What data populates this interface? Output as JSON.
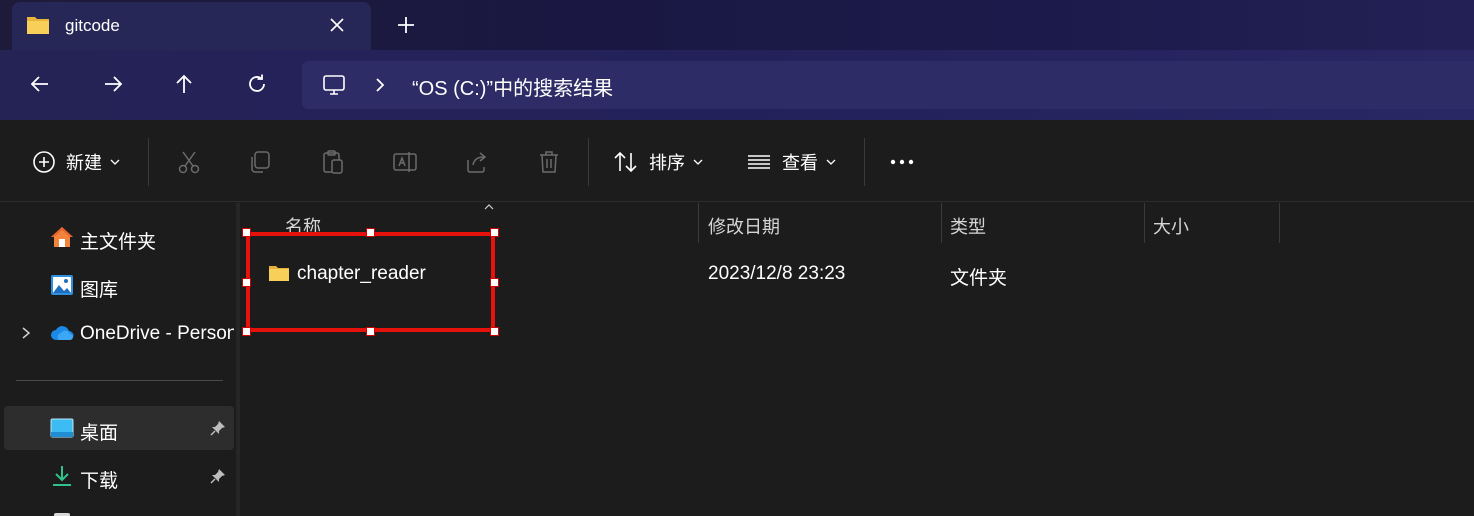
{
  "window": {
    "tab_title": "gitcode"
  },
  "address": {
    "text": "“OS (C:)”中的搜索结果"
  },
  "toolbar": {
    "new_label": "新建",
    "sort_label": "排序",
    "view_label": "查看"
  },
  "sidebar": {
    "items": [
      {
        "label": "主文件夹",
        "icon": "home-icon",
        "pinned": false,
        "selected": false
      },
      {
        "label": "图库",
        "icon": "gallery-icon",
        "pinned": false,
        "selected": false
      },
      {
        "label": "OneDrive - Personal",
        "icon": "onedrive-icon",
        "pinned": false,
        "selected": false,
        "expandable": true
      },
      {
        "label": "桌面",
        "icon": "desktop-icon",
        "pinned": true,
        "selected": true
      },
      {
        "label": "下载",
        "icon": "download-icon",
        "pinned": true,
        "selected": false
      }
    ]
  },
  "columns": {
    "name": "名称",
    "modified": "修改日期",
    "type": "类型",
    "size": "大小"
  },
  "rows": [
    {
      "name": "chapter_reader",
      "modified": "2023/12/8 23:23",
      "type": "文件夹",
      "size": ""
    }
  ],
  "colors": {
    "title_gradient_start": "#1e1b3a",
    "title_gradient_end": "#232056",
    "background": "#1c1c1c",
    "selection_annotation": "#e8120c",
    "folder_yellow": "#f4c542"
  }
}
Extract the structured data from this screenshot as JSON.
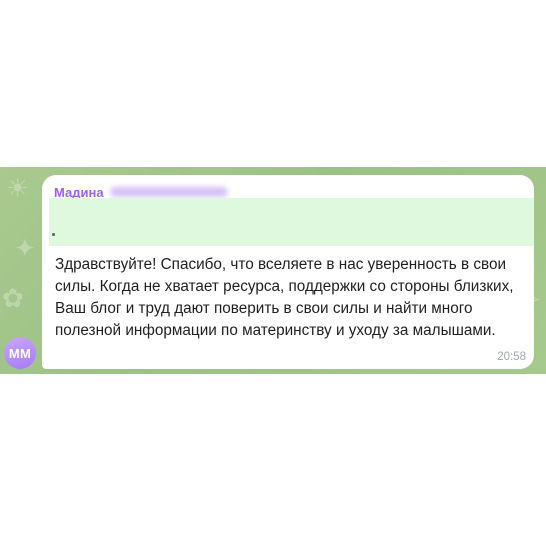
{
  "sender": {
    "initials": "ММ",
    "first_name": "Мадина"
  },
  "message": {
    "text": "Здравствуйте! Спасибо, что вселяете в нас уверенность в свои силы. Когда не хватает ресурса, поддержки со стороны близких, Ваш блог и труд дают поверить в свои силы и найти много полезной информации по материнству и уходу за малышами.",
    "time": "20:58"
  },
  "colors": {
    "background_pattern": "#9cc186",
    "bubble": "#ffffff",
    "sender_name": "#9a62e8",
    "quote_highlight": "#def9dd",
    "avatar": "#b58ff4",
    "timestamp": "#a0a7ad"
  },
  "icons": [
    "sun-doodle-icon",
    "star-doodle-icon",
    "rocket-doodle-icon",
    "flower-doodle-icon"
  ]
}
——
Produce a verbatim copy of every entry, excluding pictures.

*SOLUTION*:
What data populates this interface? Output as JSON.
{
  "window": {
    "tab_title": "gitcode"
  },
  "address": {
    "text": "“OS (C:)”中的搜索结果"
  },
  "toolbar": {
    "new_label": "新建",
    "sort_label": "排序",
    "view_label": "查看"
  },
  "sidebar": {
    "items": [
      {
        "label": "主文件夹",
        "icon": "home-icon",
        "pinned": false,
        "selected": false
      },
      {
        "label": "图库",
        "icon": "gallery-icon",
        "pinned": false,
        "selected": false
      },
      {
        "label": "OneDrive - Personal",
        "icon": "onedrive-icon",
        "pinned": false,
        "selected": false,
        "expandable": true
      },
      {
        "label": "桌面",
        "icon": "desktop-icon",
        "pinned": true,
        "selected": true
      },
      {
        "label": "下载",
        "icon": "download-icon",
        "pinned": true,
        "selected": false
      }
    ]
  },
  "columns": {
    "name": "名称",
    "modified": "修改日期",
    "type": "类型",
    "size": "大小"
  },
  "rows": [
    {
      "name": "chapter_reader",
      "modified": "2023/12/8 23:23",
      "type": "文件夹",
      "size": ""
    }
  ],
  "colors": {
    "title_gradient_start": "#1e1b3a",
    "title_gradient_end": "#232056",
    "background": "#1c1c1c",
    "selection_annotation": "#e8120c",
    "folder_yellow": "#f4c542"
  }
}
Extract the structured data from this screenshot as JSON.
{
  "sender": {
    "initials": "ММ",
    "first_name": "Мадина"
  },
  "message": {
    "text": "Здравствуйте! Спасибо, что вселяете в нас уверенность в свои силы. Когда не хватает ресурса, поддержки со стороны близких, Ваш блог и труд дают поверить в свои силы и найти много полезной информации по материнству и уходу за малышами.",
    "time": "20:58"
  },
  "colors": {
    "background_pattern": "#9cc186",
    "bubble": "#ffffff",
    "sender_name": "#9a62e8",
    "quote_highlight": "#def9dd",
    "avatar": "#b58ff4",
    "timestamp": "#a0a7ad"
  },
  "icons": [
    "sun-doodle-icon",
    "star-doodle-icon",
    "rocket-doodle-icon",
    "flower-doodle-icon"
  ]
}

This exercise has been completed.